TRENTON - The Christie administration on Wednesday told the New Jersey Supreme Court that granting public workers a contractual right to pension funding would violate the state constitution and place a "fiscal stranglehold on the state in perpetuity. " Hearing oral arguments in Gov. Christie's appeal of a ruling that he violated his own pension law, the justices wrestled with questions over the separation of powers and budget priorities. The case revolves around how to interpret a 2011 law that Christie and others said was designed to shore up New Jersey's chronically underfunded pension system by requiring both the state and public workers to contribute more money.
April 27, 2015 |
With less than a month before the May 19 primary, the six Democrats running for mayor have yet to talk about the $5.7 billion dark cloud that threatens to snuff out their campaign promises of universal prekindergarten, cuts in the wage tax, and other costly pledges.
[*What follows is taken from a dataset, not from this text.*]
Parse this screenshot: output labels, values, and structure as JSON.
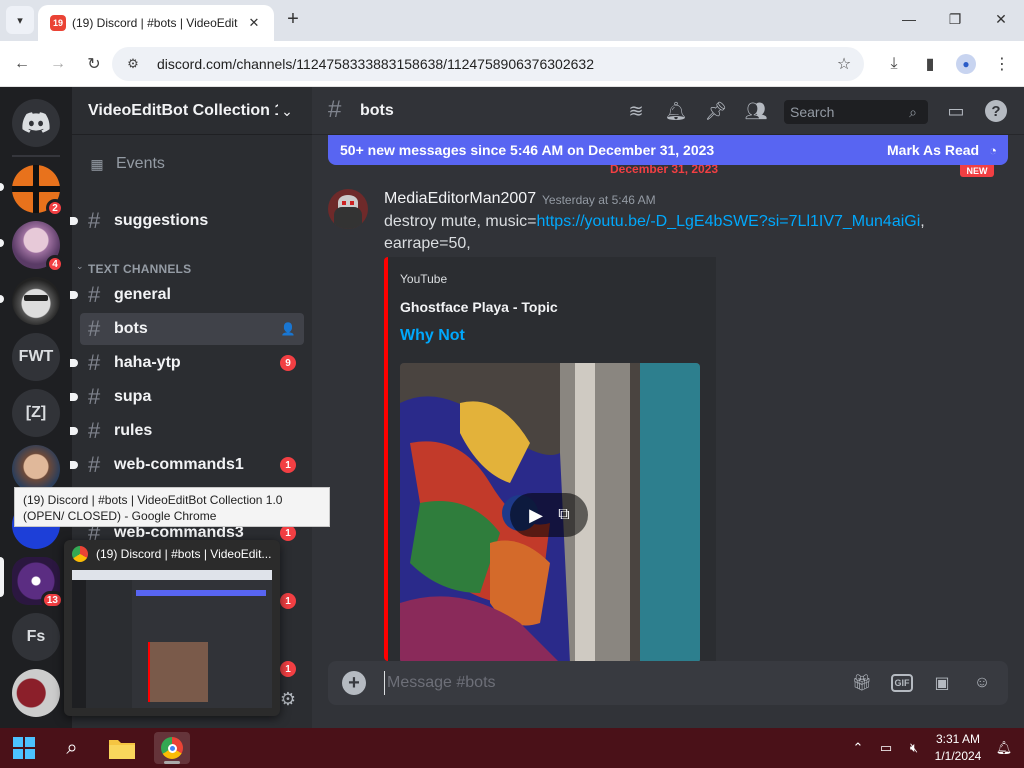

That cloud looming over the candidates' plans, the city's unfunded pension liability, has been there for decades, and it grows with every passing year. "The municipal pension crisis - and it is a crisis - is the No. 1 issue for the future of the city," said Comcast executive vice president David L. Cohen, who served as chief of staff to Ed Rendell when Rendell was mayor.
April 23, 2015 |
Philadelphia's ravenous pension fund will be the next mayor's greatest financial challenge. It eats an increasing portion of the city budget, leaving less money for police, parks, libraries, and other services. The troubled pension fund is expected to consume 15.5 percent of the budget this year. The government's contribution has grown more than 160 percent since 2004, according to the city's financial plan, even as the share of obligations covered has dropped below 50 percent. Mayor Nutter offered a partial solution when he proposed selling the Philadelphia Gas Works, which would have yielded a substantial infusion of cash and significantly reduced the burden of contributions.